#### [YOUR GOAL]
Would you please copy out each entry exactly?

Top of TASK INPUT

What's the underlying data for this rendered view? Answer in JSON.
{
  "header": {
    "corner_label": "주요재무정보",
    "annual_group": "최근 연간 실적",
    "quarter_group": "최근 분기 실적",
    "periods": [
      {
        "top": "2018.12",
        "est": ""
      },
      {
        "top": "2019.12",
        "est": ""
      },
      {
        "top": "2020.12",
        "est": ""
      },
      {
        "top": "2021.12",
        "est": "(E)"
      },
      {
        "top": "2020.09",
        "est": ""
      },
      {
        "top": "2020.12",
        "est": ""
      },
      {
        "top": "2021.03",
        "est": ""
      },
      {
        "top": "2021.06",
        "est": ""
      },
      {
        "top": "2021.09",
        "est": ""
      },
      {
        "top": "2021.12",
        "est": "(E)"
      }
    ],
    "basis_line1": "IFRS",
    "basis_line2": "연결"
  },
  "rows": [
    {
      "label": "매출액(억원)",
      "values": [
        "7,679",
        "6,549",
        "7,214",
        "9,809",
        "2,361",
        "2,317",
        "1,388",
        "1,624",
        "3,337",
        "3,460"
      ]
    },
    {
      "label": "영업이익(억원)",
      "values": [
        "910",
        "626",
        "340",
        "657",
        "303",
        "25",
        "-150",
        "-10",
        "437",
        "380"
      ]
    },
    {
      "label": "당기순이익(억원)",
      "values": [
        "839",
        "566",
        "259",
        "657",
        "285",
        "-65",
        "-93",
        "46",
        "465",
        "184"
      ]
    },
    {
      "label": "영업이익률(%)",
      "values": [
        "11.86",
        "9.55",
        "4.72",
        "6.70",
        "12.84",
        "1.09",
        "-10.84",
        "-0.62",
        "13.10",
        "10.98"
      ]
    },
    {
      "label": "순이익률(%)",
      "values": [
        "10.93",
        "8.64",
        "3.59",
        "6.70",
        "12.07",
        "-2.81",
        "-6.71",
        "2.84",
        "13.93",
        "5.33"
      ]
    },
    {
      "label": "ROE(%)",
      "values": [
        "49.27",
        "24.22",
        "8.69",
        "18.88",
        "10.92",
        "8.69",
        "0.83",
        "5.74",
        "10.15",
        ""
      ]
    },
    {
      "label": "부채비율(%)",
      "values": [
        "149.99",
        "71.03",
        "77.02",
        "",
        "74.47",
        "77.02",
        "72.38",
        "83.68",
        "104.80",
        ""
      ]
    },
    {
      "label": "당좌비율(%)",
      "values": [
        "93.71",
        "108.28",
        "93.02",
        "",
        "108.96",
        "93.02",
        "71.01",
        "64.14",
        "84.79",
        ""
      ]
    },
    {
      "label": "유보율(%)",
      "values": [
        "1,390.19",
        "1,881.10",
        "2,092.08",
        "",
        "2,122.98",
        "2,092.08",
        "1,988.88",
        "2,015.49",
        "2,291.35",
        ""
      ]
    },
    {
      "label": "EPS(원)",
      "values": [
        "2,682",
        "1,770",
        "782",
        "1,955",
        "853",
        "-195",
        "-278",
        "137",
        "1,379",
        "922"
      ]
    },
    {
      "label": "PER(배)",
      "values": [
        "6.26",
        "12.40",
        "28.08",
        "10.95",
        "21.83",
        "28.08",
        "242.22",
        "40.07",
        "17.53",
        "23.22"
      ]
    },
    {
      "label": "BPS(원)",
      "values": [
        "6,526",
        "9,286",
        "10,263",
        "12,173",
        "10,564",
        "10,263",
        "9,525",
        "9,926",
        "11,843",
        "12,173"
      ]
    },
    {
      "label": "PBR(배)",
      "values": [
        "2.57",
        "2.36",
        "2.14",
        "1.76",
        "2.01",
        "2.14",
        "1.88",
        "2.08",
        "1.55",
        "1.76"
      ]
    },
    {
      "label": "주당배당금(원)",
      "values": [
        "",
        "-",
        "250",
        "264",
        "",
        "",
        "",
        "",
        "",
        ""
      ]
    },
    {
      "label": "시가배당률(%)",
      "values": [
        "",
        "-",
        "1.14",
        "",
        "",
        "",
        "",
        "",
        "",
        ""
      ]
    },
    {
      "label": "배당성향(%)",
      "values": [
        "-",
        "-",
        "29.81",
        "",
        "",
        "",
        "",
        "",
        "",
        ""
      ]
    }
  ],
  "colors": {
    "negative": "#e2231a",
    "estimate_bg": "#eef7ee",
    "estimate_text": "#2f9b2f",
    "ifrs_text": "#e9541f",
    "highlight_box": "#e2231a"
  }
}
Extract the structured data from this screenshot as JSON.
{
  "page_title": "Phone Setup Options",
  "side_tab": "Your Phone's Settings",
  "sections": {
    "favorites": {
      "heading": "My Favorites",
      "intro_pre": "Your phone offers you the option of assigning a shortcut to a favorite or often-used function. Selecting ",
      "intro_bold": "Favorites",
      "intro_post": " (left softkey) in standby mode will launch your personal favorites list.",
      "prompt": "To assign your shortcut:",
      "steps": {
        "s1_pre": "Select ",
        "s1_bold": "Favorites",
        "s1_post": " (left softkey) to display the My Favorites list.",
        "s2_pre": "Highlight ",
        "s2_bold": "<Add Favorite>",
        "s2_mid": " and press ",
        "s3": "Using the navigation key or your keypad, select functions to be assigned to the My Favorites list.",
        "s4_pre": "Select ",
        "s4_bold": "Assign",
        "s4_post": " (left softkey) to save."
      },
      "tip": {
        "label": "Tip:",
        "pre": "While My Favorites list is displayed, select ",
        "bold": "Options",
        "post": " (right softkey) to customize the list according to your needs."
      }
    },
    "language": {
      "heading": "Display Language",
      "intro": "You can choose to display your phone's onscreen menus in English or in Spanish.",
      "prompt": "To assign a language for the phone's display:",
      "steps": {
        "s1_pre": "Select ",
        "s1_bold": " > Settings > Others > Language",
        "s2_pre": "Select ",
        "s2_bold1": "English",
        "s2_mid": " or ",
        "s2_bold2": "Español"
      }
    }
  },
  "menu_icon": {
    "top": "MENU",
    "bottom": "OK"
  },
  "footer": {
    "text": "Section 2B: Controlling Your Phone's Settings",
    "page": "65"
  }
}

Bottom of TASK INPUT

#### [EXERCISE RESPONSE]
What's the underlying data for this rendered view? Answer in JSON.
{
  "header": {
    "corner_label": "주요재무정보",
    "annual_group": "최근 연간 실적",
    "quarter_group": "최근 분기 실적",
    "periods": [
      {
        "top": "2018.12",
        "est": ""
      },
      {
        "top": "2019.12",
        "est": ""
      },
      {
        "top": "2020.12",
        "est": ""
      },
      {
        "top": "2021.12",
        "est": "(E)"
      },
      {
        "top": "2020.09",
        "est": ""
      },
      {
        "top": "2020.12",
        "est": ""
      },
      {
        "top": "2021.03",
        "est": ""
      },
      {
        "top": "2021.06",
        "est": ""
      },
      {
        "top": "2021.09",
        "est": ""
      },
      {
        "top": "2021.12",
        "est": "(E)"
      }
    ],
    "basis_line1": "IFRS",
    "basis_line2": "연결"
  },
  "rows": [
    {
      "label": "매출액(억원)",
      "values": [
        "7,679",
        "6,549",
        "7,214",
        "9,809",
        "2,361",
        "2,317",
        "1,388",
        "1,624",
        "3,337",
        "3,460"
      ]
    },
    {
      "label": "영업이익(억원)",
      "values": [
        "910",
        "626",
        "340",
        "657",
        "303",
        "25",
        "-150",
        "-10",
        "437",
        "380"
      ]
    },
    {
      "label": "당기순이익(억원)",
      "values": [
        "839",
        "566",
        "259",
        "657",
        "285",
        "-65",
        "-93",
        "46",
        "465",
        "184"
      ]
    },
    {
      "label": "영업이익률(%)",
      "values": [
        "11.86",
        "9.55",
        "4.72",
        "6.70",
        "12.84",
        "1.09",
        "-10.84",
        "-0.62",
        "13.10",
        "10.98"
      ]
    },
    {
      "label": "순이익률(%)",
      "values": [
        "10.93",
        "8.64",
        "3.59",
        "6.70",
        "12.07",
        "-2.81",
        "-6.71",
        "2.84",
        "13.93",
        "5.33"
      ]
    },
    {
      "label": "ROE(%)",
      "values": [
        "49.27",
        "24.22",
        "8.69",
        "18.88",
        "10.92",
        "8.69",
        "0.83",
        "5.74",
        "10.15",
        ""
      ]
    },
    {
      "label": "부채비율(%)",
      "values": [
        "149.99",
        "71.03",
        "77.02",
        "",
        "74.47",
        "77.02",
        "72.38",
        "83.68",
        "104.80",
        ""
      ]
    },
    {
      "label": "당좌비율(%)",
      "values": [
        "93.71",
        "108.28",
        "93.02",
        "",
        "108.96",
        "93.02",
        "71.01",
        "64.14",
        "84.79",
        ""
      ]
    },
    {
      "label": "유보율(%)",
      "values": [
        "1,390.19",
        "1,881.10",
        "2,092.08",
        "",
        "2,122.98",
        "2,092.08",
        "1,988.88",
        "2,015.49",
        "2,291.35",
        ""
      ]
    },
    {
      "label": "EPS(원)",
      "values": [
        "2,682",
        "1,770",
        "782",
        "1,955",
        "853",
        "-195",
        "-278",
        "137",
        "1,379",
        "922"
      ]
    },
    {
      "label": "PER(배)",
      "values": [
        "6.26",
        "12.40",
        "28.08",
        "10.95",
        "21.83",
        "28.08",
        "242.22",
        "40.07",
        "17.53",
        "23.22"
      ]
    },
    {
      "label": "BPS(원)",
      "values": [
        "6,526",
        "9,286",
        "10,263",
        "12,173",
        "10,564",
        "10,263",
        "9,525",
        "9,926",
        "11,843",
        "12,173"
      ]
    },
    {
      "label": "PBR(배)",
      "values": [
        "2.57",
        "2.36",
        "2.14",
        "1.76",
        "2.01",
        "2.14",
        "1.88",
        "2.08",
        "1.55",
        "1.76"
      ]
    },
    {
      "label": "주당배당금(원)",
      "values": [
        "",
        "-",
        "250",
        "264",
        "",
        "",
        "",
        "",
        "",
        ""
      ]
    },
    {
      "label": "시가배당률(%)",
      "values": [
        "",
        "-",
        "1.14",
        "",
        "",
        "",
        "",
        "",
        "",
        ""
      ]
    },
    {
      "label": "배당성향(%)",
      "values": [
        "-",
        "-",
        "29.81",
        "",
        "",
        "",
        "",
        "",
        "",
        ""
      ]
    }
  ],
  "colors": {
    "negative": "#e2231a",
    "estimate_bg": "#eef7ee",
    "estimate_text": "#2f9b2f",
    "ifrs_text": "#e9541f",
    "highlight_box": "#e2231a"
  }
}
Extract the structured data from this screenshot as JSON.
{
  "page_title": "Phone Setup Options",
  "side_tab": "Your Phone's Settings",
  "sections": {
    "favorites": {
      "heading": "My Favorites",
      "intro_pre": "Your phone offers you the option of assigning a shortcut to a favorite or often-used function. Selecting ",
      "intro_bold": "Favorites",
      "intro_post": " (left softkey) in standby mode will launch your personal favorites list.",
      "prompt": "To assign your shortcut:",
      "steps": {
        "s1_pre": "Select ",
        "s1_bold": "Favorites",
        "s1_post": " (left softkey) to display the My Favorites list.",
        "s2_pre": "Highlight ",
        "s2_bold": "<Add Favorite>",
        "s2_mid": " and press ",
        "s3": "Using the navigation key or your keypad, select functions to be assigned to the My Favorites list.",
        "s4_pre": "Select ",
        "s4_bold": "Assign",
        "s4_post": " (left softkey) to save."
      },
      "tip": {
        "label": "Tip:",
        "pre": "While My Favorites list is displayed, select ",
        "bold": "Options",
        "post": " (right softkey) to customize the list according to your needs."
      }
    },
    "language": {
      "heading": "Display Language",
      "intro": "You can choose to display your phone's onscreen menus in English or in Spanish.",
      "prompt": "To assign a language for the phone's display:",
      "steps": {
        "s1_pre": "Select ",
        "s1_bold": " > Settings > Others > Language",
        "s2_pre": "Select ",
        "s2_bold1": "English",
        "s2_mid": " or ",
        "s2_bold2": "Español"
      }
    }
  },
  "menu_icon": {
    "top": "MENU",
    "bottom": "OK"
  },
  "footer": {
    "text": "Section 2B: Controlling Your Phone's Settings",
    "page": "65"
  }
}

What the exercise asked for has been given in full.